Guest Post: My Husband’s Top Ten Books of 2009

Filed under: Guest Post,Year End Review — Michelle @ 11:44 am

Today you all get a special treat. My husband has decided to write a guest post with his favorite reads of 2009.  Ben reads even more than I do and he’s a high school English teacher so reading is sort of his thing. I like to think that I have something to do with it since his passion for reading started around the same time as our relationship, but I know he would have become a reader anyway. I am working on my own top reads of the year as well as a reading recap post.  In the meantime, and without further ado, I turn this post over to Ben.


10. A Tree Grows in Brooklyn by Betty Smith: We grow up and see the word differently as Francine’s eyes are opened to the harsh realities of being a child in America, just as we did with Scout Finch.

9. The Brief Wondrous Life of Oscar Wao by Junot Diaz: SPOILERS This novel was a laugh-out-loud chronicle of a typical teenage boy. Until it turned dark. The dizzying pace at which Oscar spirals downwards reminds us that life is fragile. END SPOILERS

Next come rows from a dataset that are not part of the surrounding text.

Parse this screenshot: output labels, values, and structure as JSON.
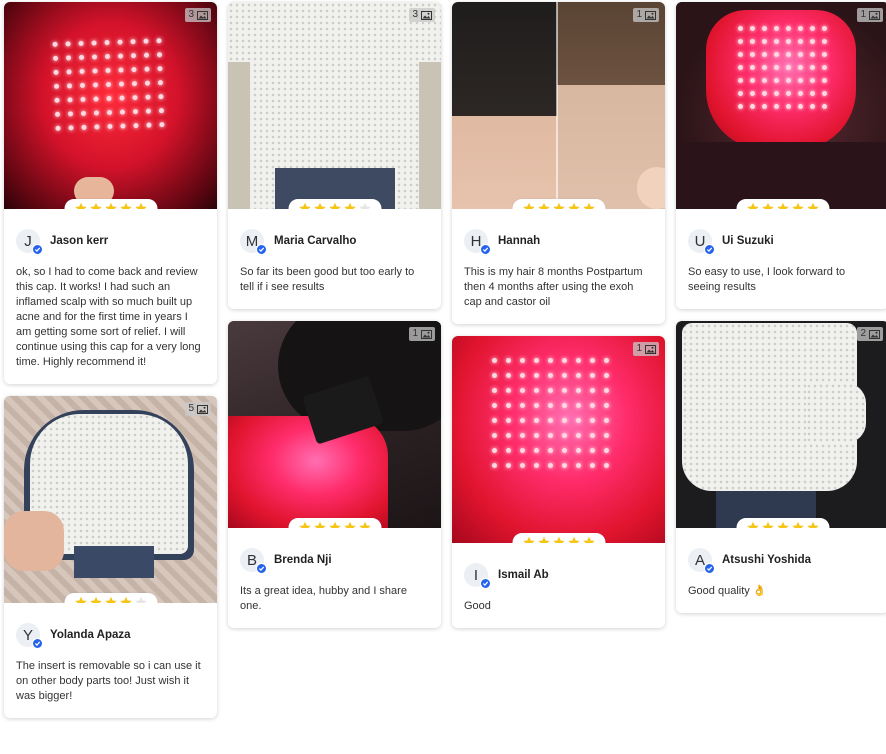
{
  "star_color": "#f5c518",
  "star_empty_color": "#e6e6e6",
  "verified_color": "#2563eb",
  "reviews": [
    {
      "initial": "J",
      "name": "Jason kerr",
      "rating": 5,
      "photo_count": "3",
      "text": "ok, so I had to come back and review this cap. It works! I had such an inflamed scalp with so much built up acne and for the first time in years I am getting some sort of relief. I will continue using this cap for a very long time. Highly recommend it!"
    },
    {
      "initial": "Y",
      "name": "Yolanda Apaza",
      "rating": 4,
      "photo_count": "5",
      "text": "The insert is removable so i can use it on other body parts too! Just wish it was bigger!"
    },
    {
      "initial": "M",
      "name": "Maria Carvalho",
      "rating": 4,
      "photo_count": "3",
      "text": "So far its been good but too early to tell if i see results"
    },
    {
      "initial": "B",
      "name": "Brenda Nji",
      "rating": 5,
      "photo_count": "1",
      "text": "Its a great idea, hubby and I share one."
    },
    {
      "initial": "H",
      "name": "Hannah",
      "rating": 5,
      "photo_count": "1",
      "text": "This is my hair 8 months Postpartum then 4 months after using the exoh cap and castor oil"
    },
    {
      "initial": "I",
      "name": "Ismail Ab",
      "rating": 5,
      "photo_count": "1",
      "text": "Good"
    },
    {
      "initial": "U",
      "name": "Ui Suzuki",
      "rating": 5,
      "photo_count": "1",
      "text": "So easy to use, I look forward to seeing results"
    },
    {
      "initial": "A",
      "name": "Atsushi Yoshida",
      "rating": 5,
      "photo_count": "2",
      "text": "Good quality 👌"
    }
  ]
}
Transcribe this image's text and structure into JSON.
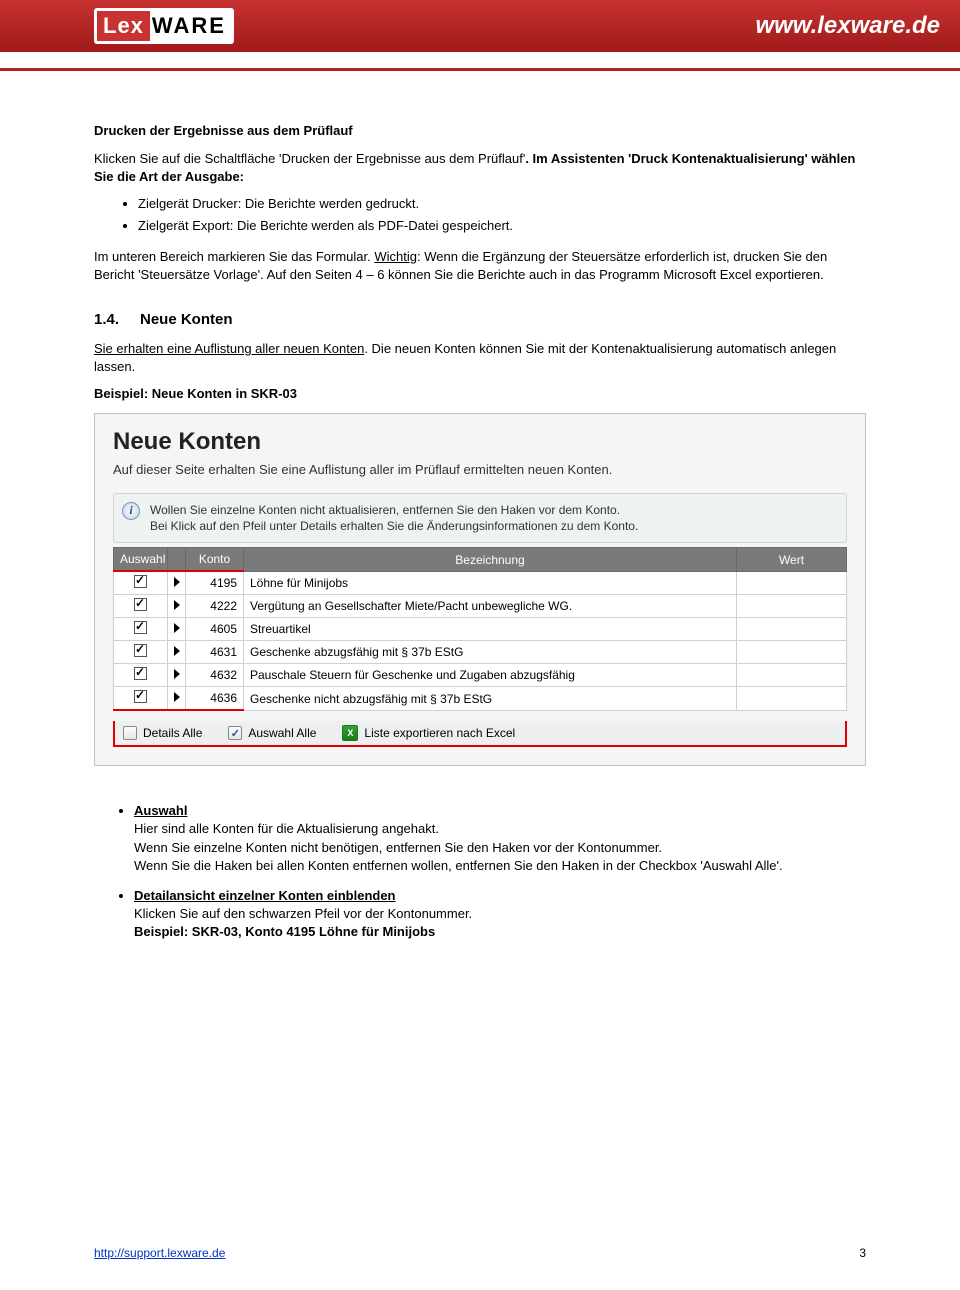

8. Olive Kitteridge by Elizabeth Strout: From the opening, haunting pages Strout hooks the reader.  The way characters and stories are woven together across generations is simply marvelous.  Uplifting and heart-wrenching at the same time.

7. Amsterdam by Ian McEwan: Typical Ian McEwan- wonderful prose, great story, tension, and an unforgettable twist.

6. Middlesex by Jeffrey Eugenides: This is the third Pulitzer winner on my list (Oscar Wao and Olive Kitteridge) and it’s easy to see why.  The struggles of Calliope/Cal become a metaphor for the city of Detroit (lovingly and harshly portrayed).  Severe, unblinking, and honest, Eugenides opens our eyes to the realities of an intersexed person.

5. The History of Love by Nicole Krauss: Absolutely beautiful and lyrical prose.  Krauss breaks your heart with Leo’s story, only to put it back together through Alma.

4. Never Let Me Go by Kazuo Ishiguro: Extremely intriguing, mysterious, and dark.  We discover the true horrors of Kathy, Rose, and Tommy’s purpose in life is discovered (or at least suspected) by the reader much sooner than the characters, which makes it all the more terrifying.  Your heart bleeds and hopes for Kathy as she struggles with the realities of her life.

3. The Hunger Games/Catching Fire by Suzanne Collins: These novels have filled part of the hole left in my soul by the ending of Harry Potter.  A combination of “The Lottery”, “The Most Dangerous Game”, and The Truman Show.  Insanely addictive and captivating, I cannot wait until the final volume is released next summer (rumored to be titled The Victors).

2. Love Begins in Winter by Simon Van Booy: The most poignant and beautifully written book I’ve read in several years.  This collection of short stories touched me the way that only a select few books have.  I was nearly brought to tears multiple times, not because of the stories, but by the beauty of the language.

1. The Mysteries of Pittsburgh by Michael Chabon: This first novel shows the promise of Chabon’s talent (which will later be fully realized in the brilliant tour de force that is The Amazing Adventures of Kavelier and Clay).  This book gave me that ineffable feeling that accompanies reading a truly special piece of literature.  Carefully crafted plot and characters lead us to conflicts that arise naturally, as if the author simply let the characters take the story where they will.